Problem to solve:
Make an exact copy of the records, and keep the pictures out of it.
++++ Records provided ++++
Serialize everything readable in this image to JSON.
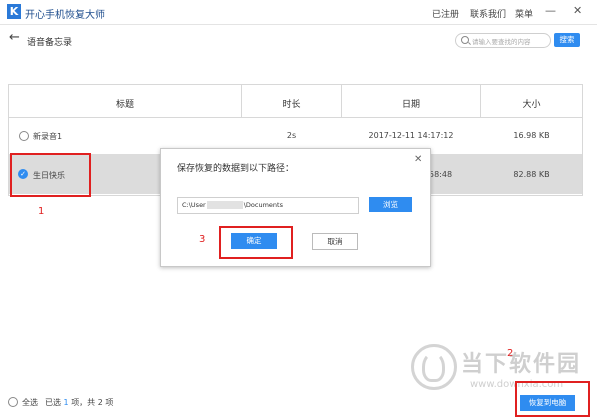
{
  "app": {
    "logo": "K",
    "title": "开心手机恢复大师"
  },
  "titlebar": {
    "registered": "已注册",
    "contact": "联系我们",
    "menu": "菜单",
    "minimize": "—",
    "close": "✕"
  },
  "nav": {
    "back": "←",
    "page_title": "语音备忘录"
  },
  "search": {
    "placeholder": "请输入要查找的内容",
    "button": "搜索"
  },
  "table": {
    "headers": [
      "标题",
      "时长",
      "日期",
      "大小"
    ],
    "rows": [
      {
        "title": "新录音1",
        "duration": "2s",
        "date": "2017-12-11 14:17:12",
        "size": "16.98 KB",
        "checked": false
      },
      {
        "title": "生日快乐",
        "duration": "",
        "date": "58:48",
        "size": "82.88 KB",
        "checked": true
      }
    ]
  },
  "dialog": {
    "title": "保存恢复的数据到以下路径：",
    "path_prefix": "C:\\User",
    "path_suffix": "\\Documents",
    "browse": "浏览",
    "ok": "确定",
    "cancel": "取消",
    "close": "✕"
  },
  "annotations": {
    "one": "1",
    "two": "2",
    "three": "3"
  },
  "footer": {
    "select_all": "全选",
    "selected_prefix": "已选",
    "selected_count": "1",
    "selected_suffix": "项，共 2 项",
    "restore": "恢复到电脑"
  },
  "watermark": {
    "text": "当下软件园",
    "url": "www.downxia.com"
  },
  "colors": {
    "accent": "#2f8cf0",
    "annotation": "#e02020"
  }
}
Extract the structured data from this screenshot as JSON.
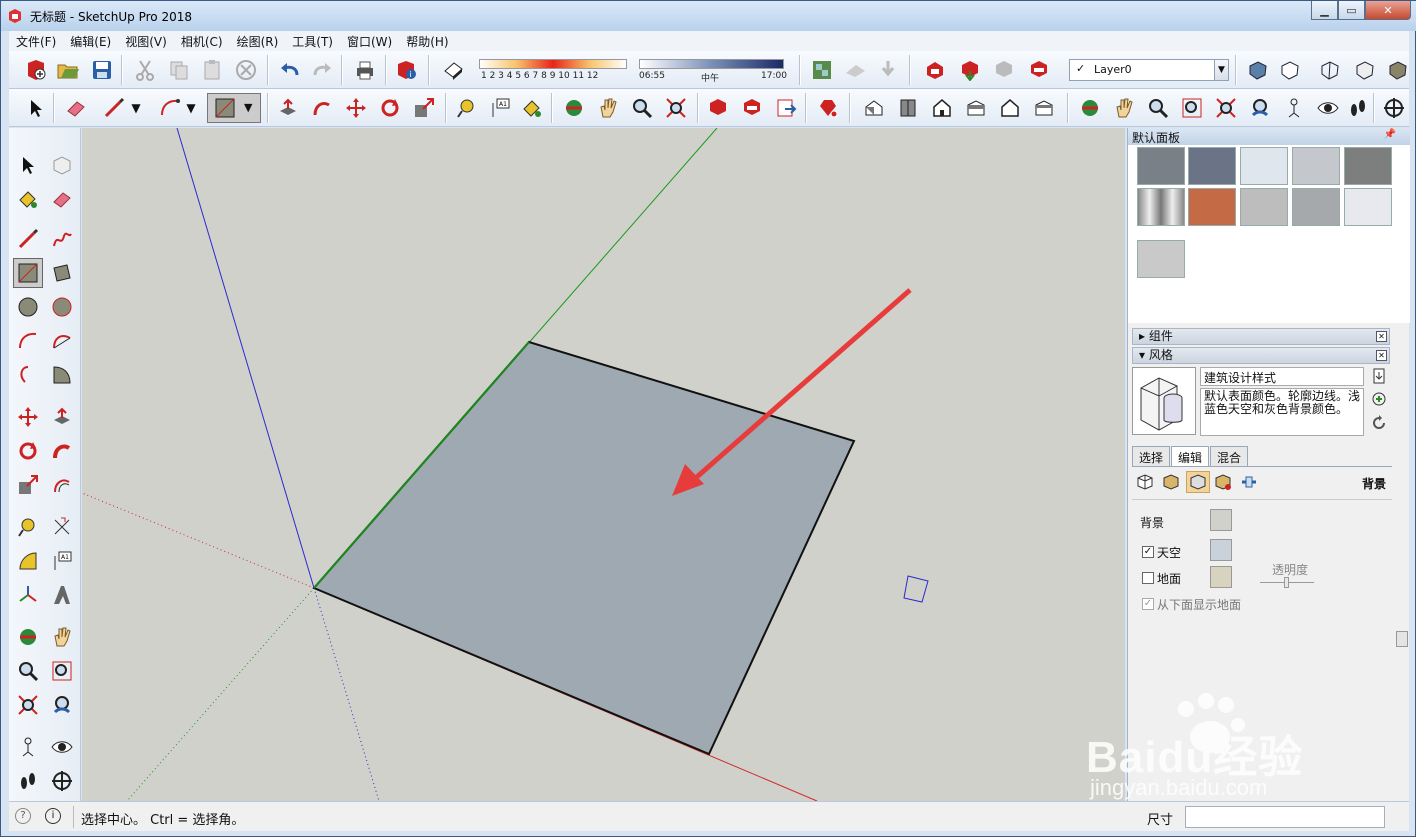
{
  "window": {
    "title": "无标题 - SketchUp Pro 2018"
  },
  "menu": [
    "文件(F)",
    "编辑(E)",
    "视图(V)",
    "相机(C)",
    "绘图(R)",
    "工具(T)",
    "窗口(W)",
    "帮助(H)"
  ],
  "shadow": {
    "months": "1 2 3 4 5 6 7 8 9 10 11 12",
    "time_start": "06:55",
    "time_mid": "中午",
    "time_end": "17:00"
  },
  "layer": {
    "check": "✓",
    "name": "Layer0"
  },
  "panel": {
    "title": "默认面板",
    "components_label": "组件",
    "styles_label": "风格",
    "style_name": "建筑设计样式",
    "style_desc": "默认表面颜色。轮廓边线。浅蓝色天空和灰色背景颜色。",
    "tabs": [
      "选择",
      "编辑",
      "混合"
    ],
    "active_tab": "编辑",
    "section_label": "背景",
    "bg_label": "背景",
    "sky_label": "天空",
    "ground_label": "地面",
    "transparency_label": "透明度",
    "show_ground_below": "从下面显示地面",
    "sky_checked": true,
    "ground_checked": false
  },
  "colors": {
    "background": "#d1d1cb",
    "sky": "#c9d2da",
    "ground": "#d8d3bf",
    "face": "#9fa9b2",
    "arrow": "#e63c3c"
  },
  "swatches": [
    "#7a8088",
    "#6a7486",
    "#dfe6ee",
    "#c4c8cc",
    "#7d7f7f",
    "#9c9c9c",
    "#c46a44",
    "#bdbdbd",
    "#a6a9ac",
    "#e8e9ee",
    "#c9c9c9"
  ],
  "status": {
    "text": "选择中心。 Ctrl = 选择角。",
    "measure_label": "尺寸",
    "measure_value": ""
  },
  "watermark": {
    "brand": "Baidu经验",
    "url": "jingyan.baidu.com"
  }
}
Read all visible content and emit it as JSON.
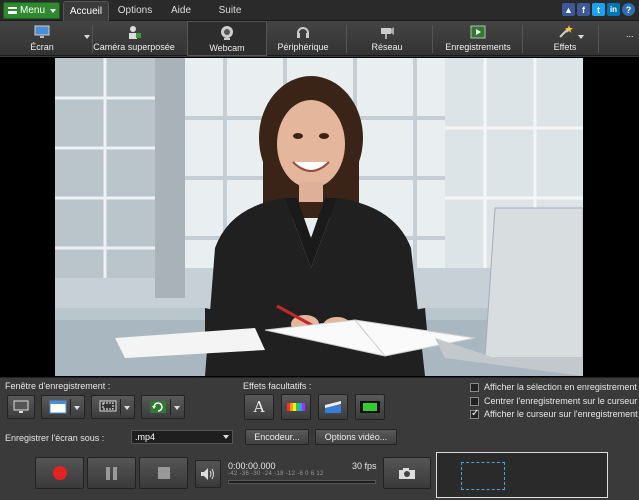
{
  "menubar": {
    "menu_label": "Menu",
    "tabs": [
      {
        "label": "Accueil",
        "active": true
      },
      {
        "label": "Options",
        "active": false
      },
      {
        "label": "Aide",
        "active": false
      },
      {
        "label": "Suite",
        "active": false
      }
    ],
    "social": [
      {
        "name": "like-icon",
        "glyph": "👍",
        "color": "#3b5998"
      },
      {
        "name": "facebook-icon",
        "glyph": "f",
        "color": "#3b5998"
      },
      {
        "name": "twitter-icon",
        "glyph": "t",
        "color": "#1da1f2"
      },
      {
        "name": "linkedin-icon",
        "glyph": "in",
        "color": "#0077b5"
      },
      {
        "name": "help-icon",
        "glyph": "?",
        "color": "#2d6db5"
      }
    ]
  },
  "toolbar": {
    "items": [
      {
        "label": "Écran"
      },
      {
        "label": "Caméra superposée"
      },
      {
        "label": "Webcam"
      },
      {
        "label": "Périphérique"
      },
      {
        "label": "Réseau"
      },
      {
        "label": "Enregistrements"
      },
      {
        "label": "Effets"
      }
    ],
    "more": "..."
  },
  "panel": {
    "recording_window_label": "Fenêtre d'enregistrement :",
    "optional_effects_label": "Effets facultatifs :",
    "save_as_label": "Enregistrer l'écran sous :",
    "format_value": ".mp4",
    "encoder_button": "Encodeur...",
    "video_options_button": "Options vidéo...",
    "checkboxes": [
      {
        "label": "Afficher la sélection en enregistrement",
        "checked": false
      },
      {
        "label": "Centrer l'enregistrement sur le curseur",
        "checked": false
      },
      {
        "label": "Afficher le curseur sur l'enregistrement",
        "checked": true
      }
    ],
    "timer": "0:00:00.000",
    "fps": "30 fps",
    "level_scale": "-42  -36  -30  -24  -18  -12   -6   0   6   12"
  }
}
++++
Exercise solution:
Serialize everything readable in this image to JSON.
{
  "app": {
    "logo": "K",
    "title": "开心手机恢复大师"
  },
  "titlebar": {
    "registered": "已注册",
    "contact": "联系我们",
    "menu": "菜单",
    "minimize": "—",
    "close": "✕"
  },
  "nav": {
    "back": "←",
    "page_title": "语音备忘录"
  },
  "search": {
    "placeholder": "请输入要查找的内容",
    "button": "搜索"
  },
  "table": {
    "headers": [
      "标题",
      "时长",
      "日期",
      "大小"
    ],
    "rows": [
      {
        "title": "新录音1",
        "duration": "2s",
        "date": "2017-12-11 14:17:12",
        "size": "16.98 KB",
        "checked": false
      },
      {
        "title": "生日快乐",
        "duration": "",
        "date": "58:48",
        "size": "82.88 KB",
        "checked": true
      }
    ]
  },
  "dialog": {
    "title": "保存恢复的数据到以下路径：",
    "path_prefix": "C:\\User",
    "path_suffix": "\\Documents",
    "browse": "浏览",
    "ok": "确定",
    "cancel": "取消",
    "close": "✕"
  },
  "annotations": {
    "one": "1",
    "two": "2",
    "three": "3"
  },
  "footer": {
    "select_all": "全选",
    "selected_prefix": "已选",
    "selected_count": "1",
    "selected_suffix": "项，共 2 项",
    "restore": "恢复到电脑"
  },
  "watermark": {
    "text": "当下软件园",
    "url": "www.downxia.com"
  },
  "colors": {
    "accent": "#2f8cf0",
    "annotation": "#e02020"
  }
}
Extract the structured data from this screenshot as JSON.
{
  "window": {
    "title": "无标题 - SketchUp Pro 2018"
  },
  "menu": [
    "文件(F)",
    "编辑(E)",
    "视图(V)",
    "相机(C)",
    "绘图(R)",
    "工具(T)",
    "窗口(W)",
    "帮助(H)"
  ],
  "shadow": {
    "months": "1 2 3 4 5 6 7 8 9 10 11 12",
    "time_start": "06:55",
    "time_mid": "中午",
    "time_end": "17:00"
  },
  "layer": {
    "check": "✓",
    "name": "Layer0"
  },
  "panel": {
    "title": "默认面板",
    "components_label": "组件",
    "styles_label": "风格",
    "style_name": "建筑设计样式",
    "style_desc": "默认表面颜色。轮廓边线。浅蓝色天空和灰色背景颜色。",
    "tabs": [
      "选择",
      "编辑",
      "混合"
    ],
    "active_tab": "编辑",
    "section_label": "背景",
    "bg_label": "背景",
    "sky_label": "天空",
    "ground_label": "地面",
    "transparency_label": "透明度",
    "show_ground_below": "从下面显示地面",
    "sky_checked": true,
    "ground_checked": false
  },
  "colors": {
    "background": "#d1d1cb",
    "sky": "#c9d2da",
    "ground": "#d8d3bf",
    "face": "#9fa9b2",
    "arrow": "#e63c3c"
  },
  "swatches": [
    "#7a8088",
    "#6a7486",
    "#dfe6ee",
    "#c4c8cc",
    "#7d7f7f",
    "#9c9c9c",
    "#c46a44",
    "#bdbdbd",
    "#a6a9ac",
    "#e8e9ee",
    "#c9c9c9"
  ],
  "status": {
    "text": "选择中心。 Ctrl = 选择角。",
    "measure_label": "尺寸",
    "measure_value": ""
  },
  "watermark": {
    "brand": "Baidu经验",
    "url": "jingyan.baidu.com"
  }
}
Read all visible content and emit it as JSON.
{
  "menubar": {
    "menu_label": "Menu",
    "tabs": [
      {
        "label": "Accueil",
        "active": true
      },
      {
        "label": "Options",
        "active": false
      },
      {
        "label": "Aide",
        "active": false
      },
      {
        "label": "Suite",
        "active": false
      }
    ],
    "social": [
      {
        "name": "like-icon",
        "glyph": "👍",
        "color": "#3b5998"
      },
      {
        "name": "facebook-icon",
        "glyph": "f",
        "color": "#3b5998"
      },
      {
        "name": "twitter-icon",
        "glyph": "t",
        "color": "#1da1f2"
      },
      {
        "name": "linkedin-icon",
        "glyph": "in",
        "color": "#0077b5"
      },
      {
        "name": "help-icon",
        "glyph": "?",
        "color": "#2d6db5"
      }
    ]
  },
  "toolbar": {
    "items": [
      {
        "label": "Écran"
      },
      {
        "label": "Caméra superposée"
      },
      {
        "label": "Webcam"
      },
      {
        "label": "Périphérique"
      },
      {
        "label": "Réseau"
      },
      {
        "label": "Enregistrements"
      },
      {
        "label": "Effets"
      }
    ],
    "more": "..."
  },
  "panel": {
    "recording_window_label": "Fenêtre d'enregistrement :",
    "optional_effects_label": "Effets facultatifs :",
    "save_as_label": "Enregistrer l'écran sous :",
    "format_value": ".mp4",
    "encoder_button": "Encodeur...",
    "video_options_button": "Options vidéo...",
    "checkboxes": [
      {
        "label": "Afficher la sélection en enregistrement",
        "checked": false
      },
      {
        "label": "Centrer l'enregistrement sur le curseur",
        "checked": false
      },
      {
        "label": "Afficher le curseur sur l'enregistrement",
        "checked": true
      }
    ],
    "timer": "0:00:00.000",
    "fps": "30 fps",
    "level_scale": "-42  -36  -30  -24  -18  -12   -6   0   6   12"
  }
}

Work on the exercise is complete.